* WORK TO COMPLETE: The expected output is every line of the data exactly as shown, minus the images.

- Opening Delimiter -

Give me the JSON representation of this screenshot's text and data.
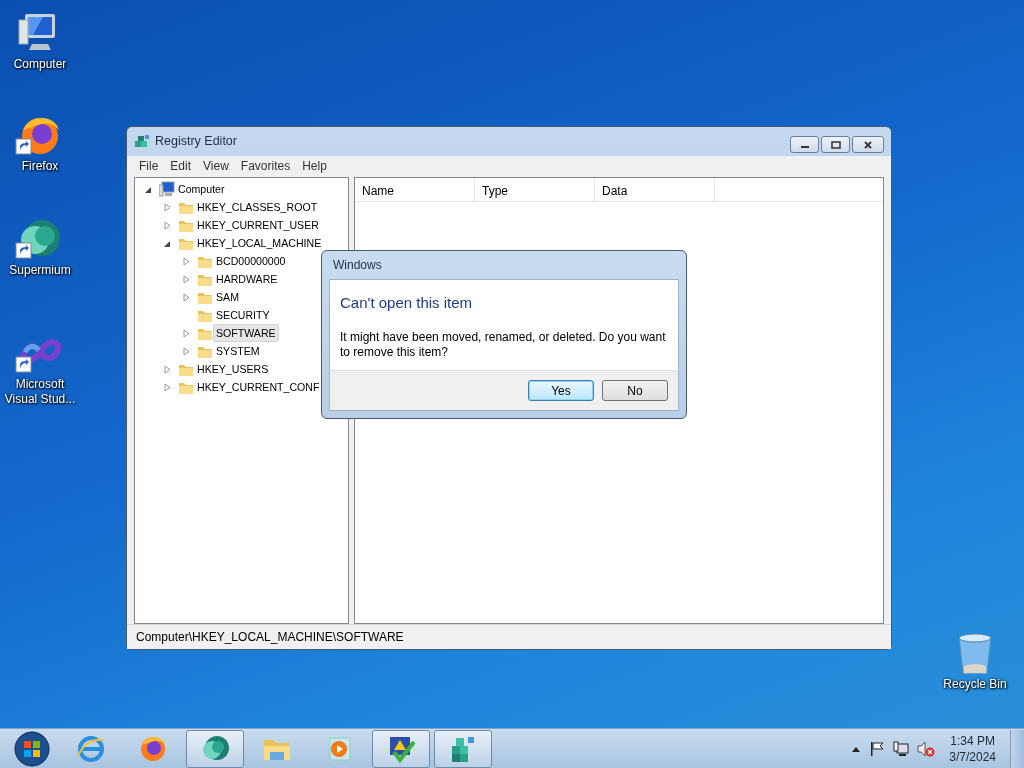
{
  "desktop_icons": [
    {
      "label": "Computer",
      "shortcut": false
    },
    {
      "label": "Firefox",
      "shortcut": true
    },
    {
      "label": "Supermium",
      "shortcut": true
    },
    {
      "label": "Microsoft Visual Stud...",
      "shortcut": true
    },
    {
      "label": "Recycle Bin",
      "shortcut": false
    }
  ],
  "registry_editor": {
    "title": "Registry Editor",
    "menu": [
      "File",
      "Edit",
      "View",
      "Favorites",
      "Help"
    ],
    "tree": [
      {
        "label": "Computer",
        "kind": "computer",
        "expandable": true,
        "expanded": true,
        "selected": false,
        "children": [
          {
            "label": "HKEY_CLASSES_ROOT",
            "kind": "folder",
            "expandable": true,
            "expanded": false,
            "selected": false
          },
          {
            "label": "HKEY_CURRENT_USER",
            "kind": "folder",
            "expandable": true,
            "expanded": false,
            "selected": false
          },
          {
            "label": "HKEY_LOCAL_MACHINE",
            "kind": "folder",
            "expandable": true,
            "expanded": true,
            "selected": false,
            "children": [
              {
                "label": "BCD00000000",
                "kind": "folder",
                "expandable": true,
                "expanded": false,
                "selected": false
              },
              {
                "label": "HARDWARE",
                "kind": "folder",
                "expandable": true,
                "expanded": false,
                "selected": false
              },
              {
                "label": "SAM",
                "kind": "folder",
                "expandable": true,
                "expanded": false,
                "selected": false
              },
              {
                "label": "SECURITY",
                "kind": "folder",
                "expandable": false,
                "selected": false
              },
              {
                "label": "SOFTWARE",
                "kind": "folder",
                "expandable": true,
                "expanded": false,
                "selected": true
              },
              {
                "label": "SYSTEM",
                "kind": "folder",
                "expandable": true,
                "expanded": false,
                "selected": false
              }
            ]
          },
          {
            "label": "HKEY_USERS",
            "kind": "folder",
            "expandable": true,
            "expanded": false,
            "selected": false
          },
          {
            "label": "HKEY_CURRENT_CONF",
            "kind": "folder",
            "expandable": true,
            "expanded": false,
            "selected": false
          }
        ]
      }
    ],
    "columns": [
      "Name",
      "Type",
      "Data"
    ],
    "status_bar": "Computer\\HKEY_LOCAL_MACHINE\\SOFTWARE"
  },
  "dialog": {
    "title": "Windows",
    "heading": "Can't open this item",
    "message": "It might have been moved, renamed, or deleted. Do you want to remove this item?",
    "buttons": [
      {
        "label": "Yes",
        "default": true
      },
      {
        "label": "No",
        "default": false
      }
    ]
  },
  "taskbar": {
    "items": [
      {
        "running": false
      },
      {
        "running": false
      },
      {
        "running": true
      },
      {
        "running": false
      },
      {
        "running": false
      },
      {
        "running": true
      },
      {
        "running": true
      }
    ],
    "time": "1:34 PM",
    "date": "3/7/2024"
  }
}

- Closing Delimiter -

* RESULT OF THIS EXERCISE:
Give me the JSON representation of this screenshot's text and data.
{
  "desktop_icons": [
    {
      "label": "Computer",
      "shortcut": false
    },
    {
      "label": "Firefox",
      "shortcut": true
    },
    {
      "label": "Supermium",
      "shortcut": true
    },
    {
      "label": "Microsoft Visual Stud...",
      "shortcut": true
    },
    {
      "label": "Recycle Bin",
      "shortcut": false
    }
  ],
  "registry_editor": {
    "title": "Registry Editor",
    "menu": [
      "File",
      "Edit",
      "View",
      "Favorites",
      "Help"
    ],
    "tree": [
      {
        "label": "Computer",
        "kind": "computer",
        "expandable": true,
        "expanded": true,
        "selected": false,
        "children": [
          {
            "label": "HKEY_CLASSES_ROOT",
            "kind": "folder",
            "expandable": true,
            "expanded": false,
            "selected": false
          },
          {
            "label": "HKEY_CURRENT_USER",
            "kind": "folder",
            "expandable": true,
            "expanded": false,
            "selected": false
          },
          {
            "label": "HKEY_LOCAL_MACHINE",
            "kind": "folder",
            "expandable": true,
            "expanded": true,
            "selected": false,
            "children": [
              {
                "label": "BCD00000000",
                "kind": "folder",
                "expandable": true,
                "expanded": false,
                "selected": false
              },
              {
                "label": "HARDWARE",
                "kind": "folder",
                "expandable": true,
                "expanded": false,
                "selected": false
              },
              {
                "label": "SAM",
                "kind": "folder",
                "expandable": true,
                "expanded": false,
                "selected": false
              },
              {
                "label": "SECURITY",
                "kind": "folder",
                "expandable": false,
                "selected": false
              },
              {
                "label": "SOFTWARE",
                "kind": "folder",
                "expandable": true,
                "expanded": false,
                "selected": true
              },
              {
                "label": "SYSTEM",
                "kind": "folder",
                "expandable": true,
                "expanded": false,
                "selected": false
              }
            ]
          },
          {
            "label": "HKEY_USERS",
            "kind": "folder",
            "expandable": true,
            "expanded": false,
            "selected": false
          },
          {
            "label": "HKEY_CURRENT_CONF",
            "kind": "folder",
            "expandable": true,
            "expanded": false,
            "selected": false
          }
        ]
      }
    ],
    "columns": [
      "Name",
      "Type",
      "Data"
    ],
    "status_bar": "Computer\\HKEY_LOCAL_MACHINE\\SOFTWARE"
  },
  "dialog": {
    "title": "Windows",
    "heading": "Can't open this item",
    "message": "It might have been moved, renamed, or deleted. Do you want to remove this item?",
    "buttons": [
      {
        "label": "Yes",
        "default": true
      },
      {
        "label": "No",
        "default": false
      }
    ]
  },
  "taskbar": {
    "items": [
      {
        "running": false
      },
      {
        "running": false
      },
      {
        "running": true
      },
      {
        "running": false
      },
      {
        "running": false
      },
      {
        "running": true
      },
      {
        "running": true
      }
    ],
    "time": "1:34 PM",
    "date": "3/7/2024"
  }
}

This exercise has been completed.